Raising statutory retirement ages has been a popular policy to increase the labor supply of older workers and to guarantee the sustainability of the welfare system. However, its effects on outcomes for firm and the labour market have been insufficiently investigated. This paper quantifies the effects on workers and firms of the unexpected increase in the statutory retirement age introduced by the Fornero reform in 2011. The reform affected differently firms with otherwise similar characteristics.
The firms most affected by the 2011 reform increased the number of employees in all age classes, with no effect on investment and daily wages. Total labor costs and value added increased broadly in line with employment growth.
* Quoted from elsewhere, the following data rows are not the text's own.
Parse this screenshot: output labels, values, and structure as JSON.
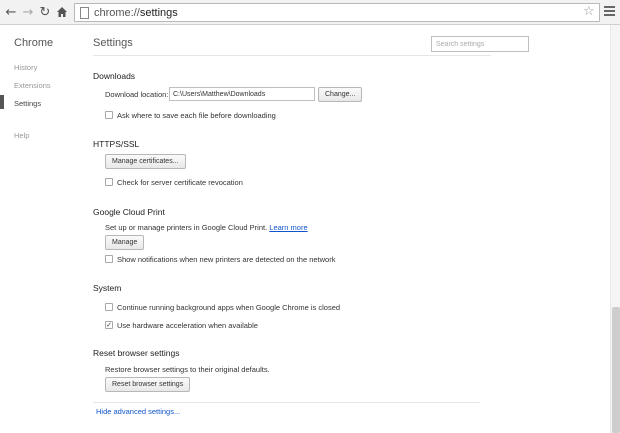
{
  "toolbar": {
    "back_icon": "arrow-left-icon",
    "forward_icon": "arrow-right-icon",
    "reload_icon": "reload-icon",
    "home_icon": "home-icon",
    "url_scheme": "chrome://",
    "url_host": "settings",
    "star_icon": "star-icon",
    "menu_icon": "hamburger-menu-icon"
  },
  "sidebar": {
    "brand": "Chrome",
    "items": [
      {
        "label": "History"
      },
      {
        "label": "Extensions"
      },
      {
        "label": "Settings",
        "selected": true
      },
      {
        "label": "Help"
      }
    ]
  },
  "main": {
    "title": "Settings",
    "search_placeholder": "Search settings",
    "downloads": {
      "title": "Downloads",
      "location_label": "Download location:",
      "location_value": "C:\\Users\\Matthew\\Downloads",
      "change_button": "Change...",
      "ask_checkbox_label": "Ask where to save each file before downloading",
      "ask_checked": false
    },
    "https": {
      "title": "HTTPS/SSL",
      "manage_button": "Manage certificates...",
      "revocation_label": "Check for server certificate revocation",
      "revocation_checked": false
    },
    "cloud_print": {
      "title": "Google Cloud Print",
      "description": "Set up or manage printers in Google Cloud Print.",
      "learn_more": "Learn more",
      "manage_button": "Manage",
      "notify_label": "Show notifications when new printers are detected on the network",
      "notify_checked": false
    },
    "system": {
      "title": "System",
      "background_label": "Continue running background apps when Google Chrome is closed",
      "background_checked": false,
      "hw_accel_label": "Use hardware acceleration when available",
      "hw_accel_checked": true
    },
    "reset": {
      "title": "Reset browser settings",
      "description": "Restore browser settings to their original defaults.",
      "reset_button": "Reset browser settings"
    },
    "hide_advanced": "Hide advanced settings..."
  },
  "colors": {
    "link": "#1155cc",
    "toolbar_bg": "#f2f2f2"
  }
}
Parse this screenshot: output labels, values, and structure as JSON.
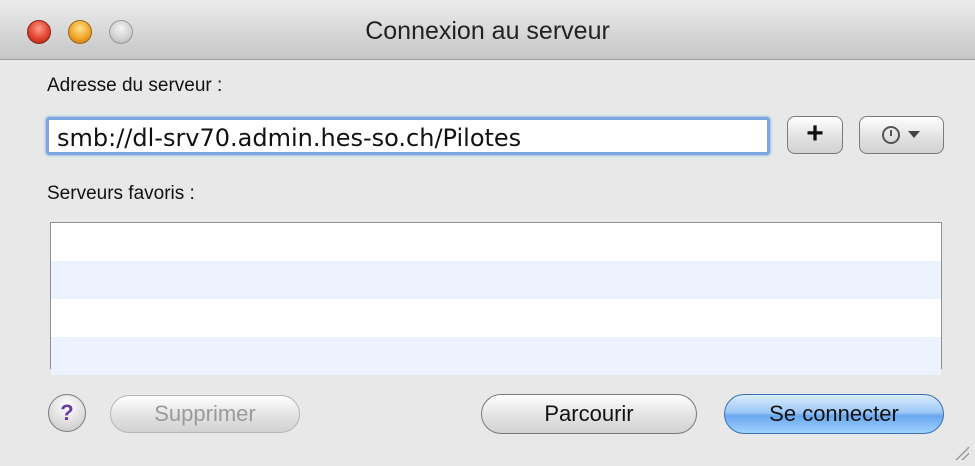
{
  "window": {
    "title": "Connexion au serveur"
  },
  "address": {
    "label": "Adresse du serveur :",
    "value": "smb://dl-srv70.admin.hes-so.ch/Pilotes"
  },
  "buttons": {
    "add_label": "+",
    "delete_label": "Supprimer",
    "browse_label": "Parcourir",
    "connect_label": "Se connecter",
    "help_label": "?"
  },
  "favorites": {
    "label": "Serveurs favoris :",
    "items": []
  },
  "icons": {
    "history": "clock-icon",
    "dropdown": "chevron-down-icon"
  },
  "colors": {
    "focus_ring": "#7aa7e0",
    "default_button": "#6aa7ee",
    "row_alt": "#edf3fe"
  }
}
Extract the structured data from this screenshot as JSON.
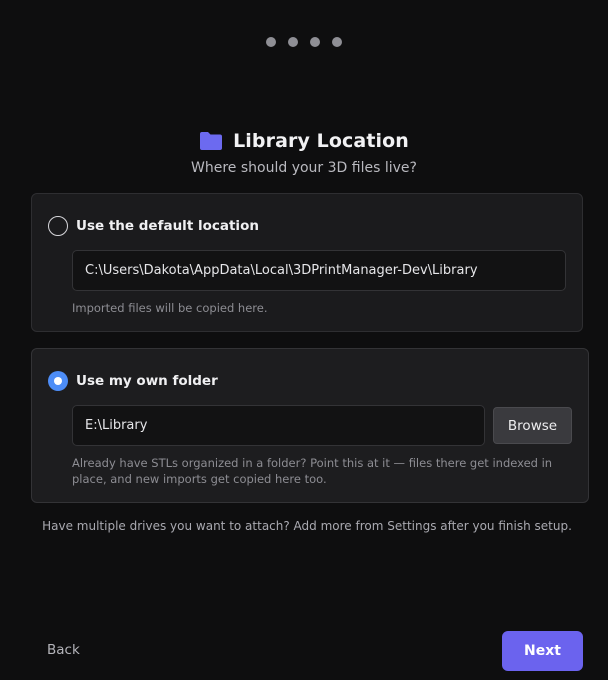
{
  "wizard": {
    "steps": [
      {
        "state": "inactive"
      },
      {
        "state": "inactive"
      },
      {
        "state": "inactive"
      },
      {
        "state": "inactive"
      }
    ]
  },
  "header": {
    "icon": "folder-icon",
    "title": "Library Location",
    "subtitle": "Where should your 3D files live?"
  },
  "options": {
    "default_location": {
      "label": "Use the default location",
      "selected": false,
      "path": "C:\\Users\\Dakota\\AppData\\Local\\3DPrintManager-Dev\\Library",
      "hint": "Imported files will be copied here."
    },
    "own_folder": {
      "label": "Use my own folder",
      "selected": true,
      "path": "E:\\Library",
      "browse_label": "Browse",
      "hint": "Already have STLs organized in a folder? Point this at it — files there get indexed in place, and new imports get copied here too."
    }
  },
  "footer": {
    "note": "Have multiple drives you want to attach? Add more from Settings after you finish setup.",
    "back_label": "Back",
    "next_label": "Next"
  },
  "colors": {
    "accent": "#6b63ee",
    "radio_selected": "#4d8df7",
    "folder_icon": "#6c6af0"
  }
}
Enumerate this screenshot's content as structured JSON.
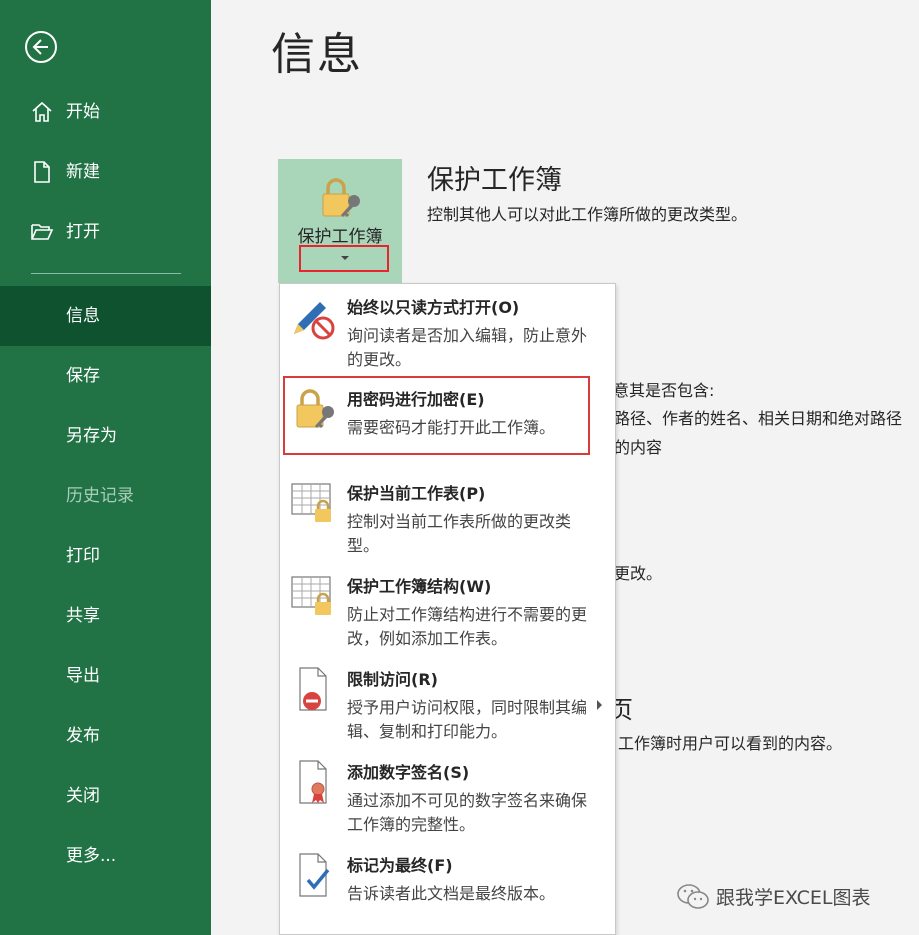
{
  "sidebar": {
    "items": [
      {
        "label": "开始",
        "icon": "home-icon"
      },
      {
        "label": "新建",
        "icon": "new-document-icon"
      },
      {
        "label": "打开",
        "icon": "open-folder-icon"
      },
      {
        "label": "信息",
        "selected": true
      },
      {
        "label": "保存"
      },
      {
        "label": "另存为"
      },
      {
        "label": "历史记录",
        "disabled": true
      },
      {
        "label": "打印"
      },
      {
        "label": "共享"
      },
      {
        "label": "导出"
      },
      {
        "label": "发布"
      },
      {
        "label": "关闭"
      },
      {
        "label": "更多..."
      }
    ]
  },
  "main": {
    "title": "信息",
    "protect": {
      "tile_label": "保护工作簿",
      "section_title": "保护工作簿",
      "section_desc": "控制其他人可以对此工作簿所做的更改类型。"
    },
    "background_fragments": {
      "line1": "注意其是否包含:",
      "line2": "路径、作者的姓名、相关日期和绝对路径",
      "line3": "的内容",
      "line4": "更改。",
      "line5": "页",
      "line6": "工作簿时用户可以看到的内容。"
    }
  },
  "menu": {
    "items": [
      {
        "title": "始终以只读方式打开(O)",
        "desc": "询问读者是否加入编辑，防止意外的更改。",
        "icon": "pencil-no-entry-icon"
      },
      {
        "title": "用密码进行加密(E)",
        "desc": "需要密码才能打开此工作簿。",
        "icon": "lock-key-icon"
      },
      {
        "title": "保护当前工作表(P)",
        "desc": "控制对当前工作表所做的更改类型。",
        "icon": "sheet-lock-icon"
      },
      {
        "title": "保护工作簿结构(W)",
        "desc": "防止对工作簿结构进行不需要的更改，例如添加工作表。",
        "icon": "workbook-lock-icon"
      },
      {
        "title": "限制访问(R)",
        "desc": "授予用户访问权限，同时限制其编辑、复制和打印能力。",
        "icon": "restrict-access-icon"
      },
      {
        "title": "添加数字签名(S)",
        "desc": "通过添加不可见的数字签名来确保工作簿的完整性。",
        "icon": "digital-signature-icon"
      },
      {
        "title": "标记为最终(F)",
        "desc": "告诉读者此文档是最终版本。",
        "icon": "mark-final-icon"
      }
    ]
  },
  "watermark": {
    "text": "跟我学EXCEL图表",
    "icon": "wechat-icon"
  },
  "colors": {
    "sidebar": "#217346",
    "sidebar_selected": "#0e5230",
    "tile": "#a9d6b9",
    "highlight": "#e8242e"
  }
}
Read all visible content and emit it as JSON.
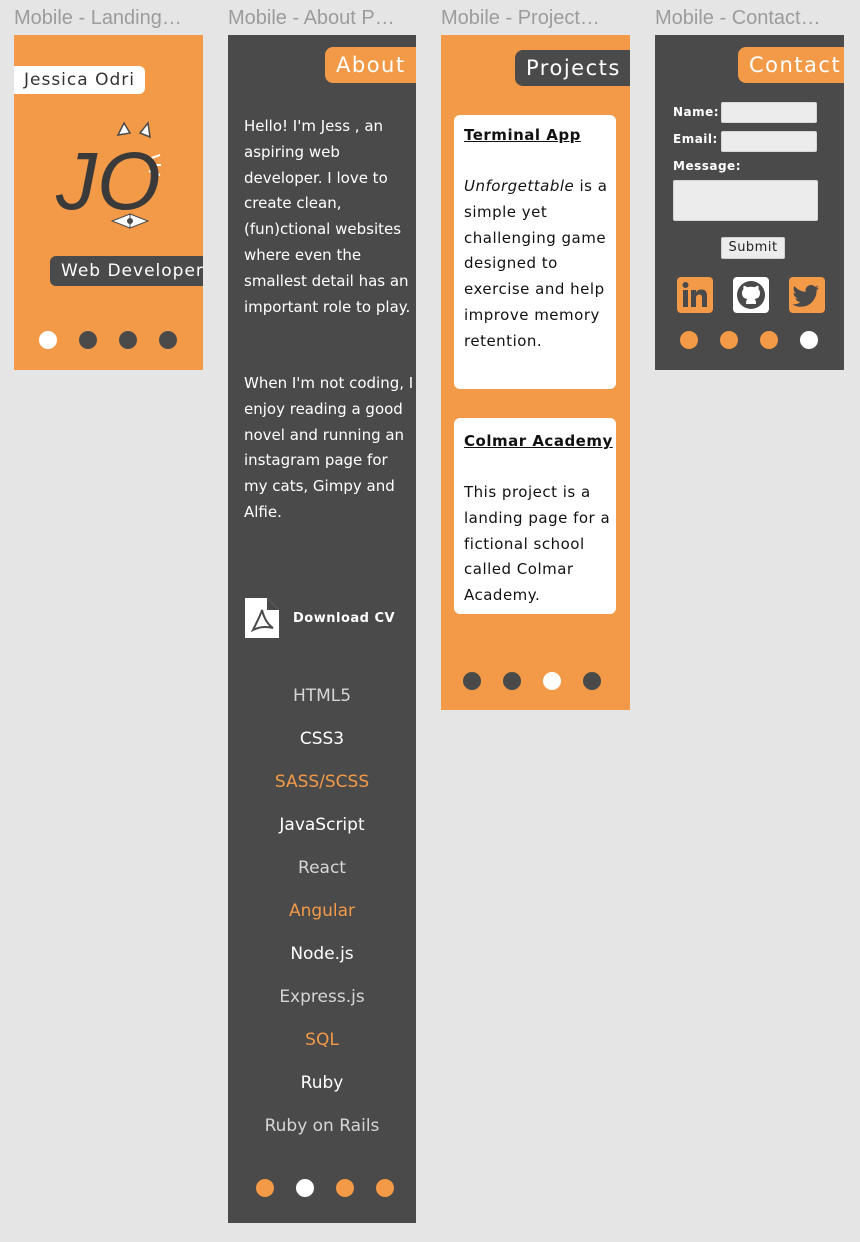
{
  "frames": [
    {
      "title": "Mobile - Landing…"
    },
    {
      "title": "Mobile - About P…"
    },
    {
      "title": "Mobile - Project…"
    },
    {
      "title": "Mobile - Contact…"
    }
  ],
  "landing": {
    "name": "Jessica Odri",
    "monogram": "JO",
    "role": "Web Developer"
  },
  "about": {
    "tab": "About",
    "para1": "Hello! I'm Jess , an aspiring web developer. I love to create clean, (fun)ctional websites where even the smallest detail has an important role to play.",
    "para2": "When I'm not coding, I enjoy reading a good novel and running an instagram page for my cats, Gimpy and Alfie.",
    "download_label": "Download CV",
    "skills": [
      "HTML5",
      "CSS3",
      "SASS/SCSS",
      "JavaScript",
      "React",
      "Angular",
      "Node.js",
      "Express.js",
      "SQL",
      "Ruby",
      "Ruby on Rails"
    ],
    "skill_colors": [
      "#d6d6d6",
      "#ffffff",
      "#f39a48",
      "#ffffff",
      "#d6d6d6",
      "#f39a48",
      "#ffffff",
      "#d6d6d6",
      "#f39a48",
      "#ffffff",
      "#d6d6d6"
    ]
  },
  "projects": {
    "tab": "Projects",
    "items": [
      {
        "title": "Terminal App",
        "emphasis": "Unforgettable",
        "desc": " is a simple yet challenging game designed to exercise and help improve memory retention."
      },
      {
        "title": "Colmar Academy",
        "desc": "This project is a landing page for a fictional school called Colmar Academy."
      }
    ]
  },
  "contact": {
    "tab": "Contact",
    "name_label": "Name:",
    "email_label": "Email:",
    "message_label": "Message:",
    "submit_label": "Submit",
    "socials": [
      "linkedin-icon",
      "github-icon",
      "twitter-icon"
    ]
  },
  "colors": {
    "orange": "#f39a48",
    "dark": "#4a4a4a",
    "bg": "#e5e5e5"
  },
  "pagination": {
    "total": 4,
    "landing_active": 1,
    "about_active": 2,
    "projects_active": 3,
    "contact_active": 4
  }
}
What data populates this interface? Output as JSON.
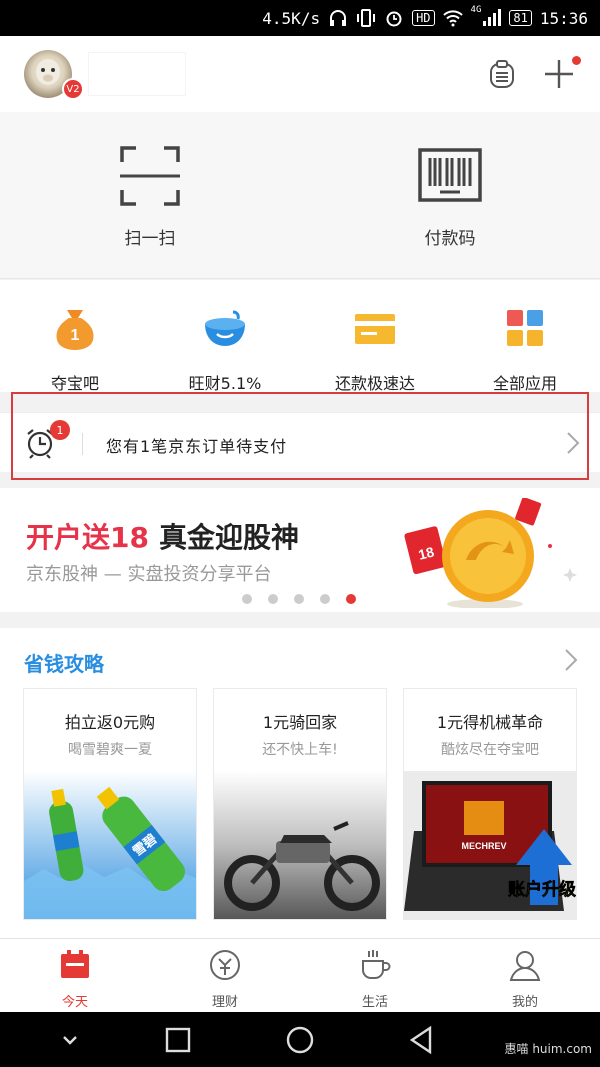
{
  "status_bar": {
    "net_speed": "4.5K/s",
    "battery": "81",
    "time": "15:36",
    "hd_badge": "HD",
    "network": "4G"
  },
  "header": {
    "avatar_badge": "V2",
    "message_icon": "message-clipboard-icon",
    "add_icon": "plus-icon"
  },
  "quick_actions": [
    {
      "label": "扫一扫",
      "icon": "scan-icon"
    },
    {
      "label": "付款码",
      "icon": "barcode-icon"
    }
  ],
  "apps": [
    {
      "label": "夺宝吧",
      "icon": "money-bag-icon",
      "bag_text": "1"
    },
    {
      "label": "旺财5.1%",
      "icon": "bowl-icon"
    },
    {
      "label": "还款极速达",
      "icon": "card-icon"
    },
    {
      "label": "全部应用",
      "icon": "grid-apps-icon"
    }
  ],
  "notice": {
    "count": "1",
    "message": "您有1笔京东订单待支付"
  },
  "banner": {
    "headline_red": "开户送18",
    "headline_black": "真金迎股神",
    "subtitle": "京东股神 — 实盘投资分享平台",
    "envelope_text": "18",
    "active_dot": 4,
    "dot_count": 5
  },
  "savings": {
    "title": "省钱攻略",
    "cards": [
      {
        "title": "拍立返0元购",
        "subtitle": "喝雪碧爽一夏",
        "image_text": "雪碧"
      },
      {
        "title": "1元骑回家",
        "subtitle": "还不快上车!",
        "image_text": ""
      },
      {
        "title": "1元得机械革命",
        "subtitle": "酷炫尽在夺宝吧",
        "image_text": "账户升级",
        "logo_text": "MECHREV"
      }
    ]
  },
  "tabs": [
    {
      "label": "今天",
      "icon": "calendar-icon",
      "active": true
    },
    {
      "label": "理财",
      "icon": "wealth-icon",
      "active": false
    },
    {
      "label": "生活",
      "icon": "coffee-cup-icon",
      "active": false
    },
    {
      "label": "我的",
      "icon": "user-icon",
      "active": false
    }
  ],
  "watermark": "惠喵 huim.com",
  "colors": {
    "accent_red": "#e53935",
    "section_blue": "#2a8ee0",
    "highlight_border": "#d83d3d"
  }
}
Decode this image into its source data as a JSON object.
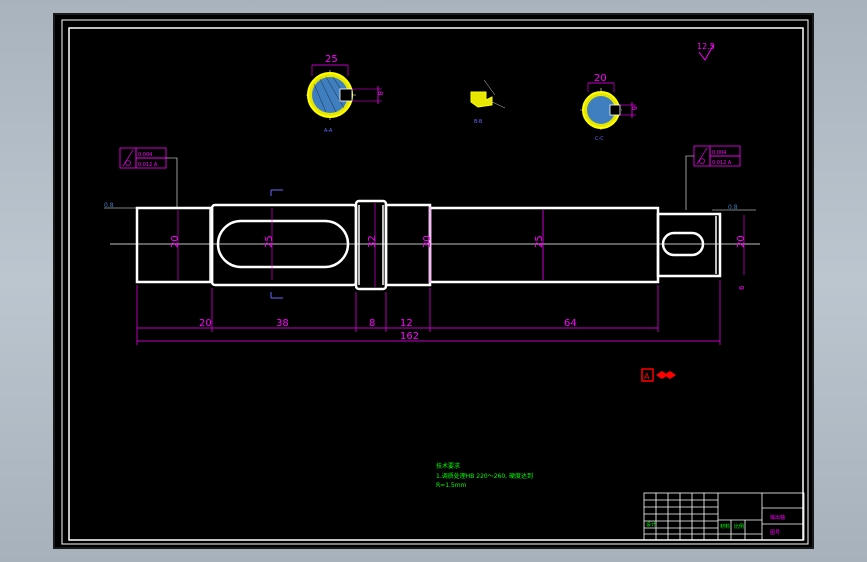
{
  "colors": {
    "background": "#000000",
    "outline": "#ffffff",
    "dimension": "#ff00ff",
    "annotation": "#ffff00",
    "note": "#00ff00",
    "centerline": "#ffffff",
    "hatch": "#3f7fbf",
    "leader": "#6666ff",
    "datum": "#ff0000"
  },
  "roughness_symbol": "12.5",
  "section_views": {
    "left_diameter": "25",
    "left_keyway_depth": "8",
    "right_diameter": "20",
    "right_keyway_depth": "6",
    "view_marks": [
      "A-A",
      "B-B",
      "C-C"
    ]
  },
  "shaft": {
    "diameters": [
      "20",
      "25",
      "32",
      "30",
      "25",
      "20"
    ],
    "segment_lengths": [
      "20",
      "38",
      "8",
      "12",
      "64"
    ],
    "total_length": "162",
    "right_end_mark": "6"
  },
  "tolerance_frames": {
    "left": [
      "0.004",
      "0.012 A"
    ],
    "right": [
      "0.004",
      "0.012 A"
    ]
  },
  "surface_marks": {
    "left": "0.8",
    "right": "0.8"
  },
  "datum_symbol": "A",
  "notes": [
    "技术要求",
    "1.调质处理HB 220～260, 硬度达到",
    "R=1.5mm"
  ],
  "title_block": {
    "part_name": "输出轴",
    "drawing_no": "图号",
    "label_material": "材料",
    "label_scale": "比例",
    "label_design": "设计"
  }
}
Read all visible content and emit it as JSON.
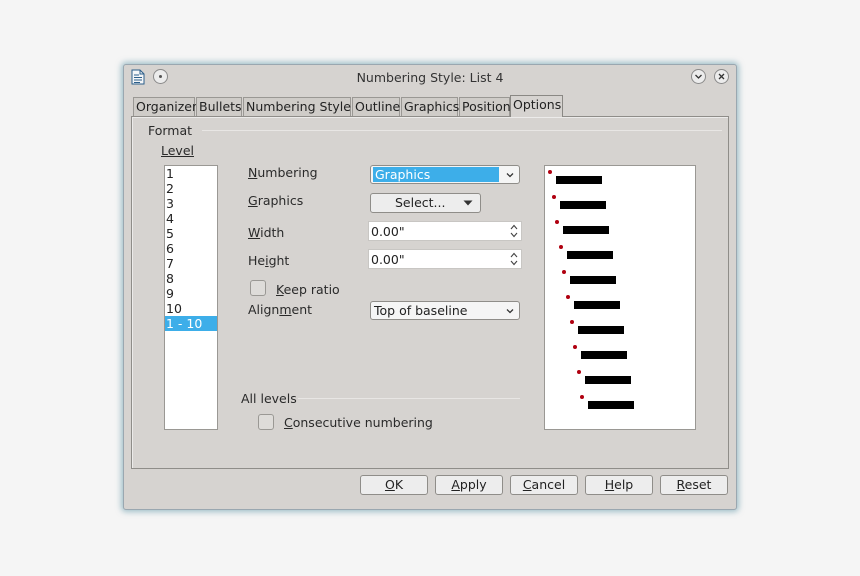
{
  "window": {
    "title": "Numbering Style: List 4"
  },
  "tabs": [
    "Organizer",
    "Bullets",
    "Numbering Style",
    "Outline",
    "Graphics",
    "Position",
    "Options"
  ],
  "active_tab": "Options",
  "format": {
    "section_label": "Format",
    "level_label": "Level",
    "levels": [
      "1",
      "2",
      "3",
      "4",
      "5",
      "6",
      "7",
      "8",
      "9",
      "10",
      "1 - 10"
    ],
    "selected_level": "1 - 10",
    "numbering": {
      "label_prefix": "N",
      "label_rest": "umbering",
      "value": "Graphics"
    },
    "graphics": {
      "label_prefix": "G",
      "label_rest": "raphics",
      "button": "Select..."
    },
    "width": {
      "label_prefix": "W",
      "label_rest": "idth",
      "value": "0.00\""
    },
    "height": {
      "label_start": "He",
      "label_u": "i",
      "label_rest": "ght",
      "value": "0.00\""
    },
    "keep_ratio": {
      "label_prefix": "K",
      "label_rest": "eep ratio",
      "checked": false
    },
    "alignment": {
      "label_start": "Align",
      "label_u": "m",
      "label_rest": "ent",
      "value": "Top of baseline"
    }
  },
  "all_levels": {
    "section_label": "All levels",
    "consecutive": {
      "label_prefix": "C",
      "label_rest": "onsecutive numbering",
      "checked": false
    }
  },
  "preview": {
    "bullet_color": "#b00010",
    "rows": 10
  },
  "buttons": {
    "ok": {
      "u": "O",
      "rest": "K"
    },
    "apply": {
      "u": "A",
      "rest": "pply"
    },
    "cancel": {
      "u": "C",
      "rest": "ancel"
    },
    "help": {
      "u": "H",
      "rest": "elp"
    },
    "reset": {
      "u": "R",
      "rest": "eset"
    }
  },
  "colors": {
    "selection": "#3daee9",
    "window_bg": "#d6d3d0",
    "glow": "#5f96a5"
  }
}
These results suggest that there are complementarities between employees of different ages and that older workers are endowed with firm-specific skills that are hard to replace.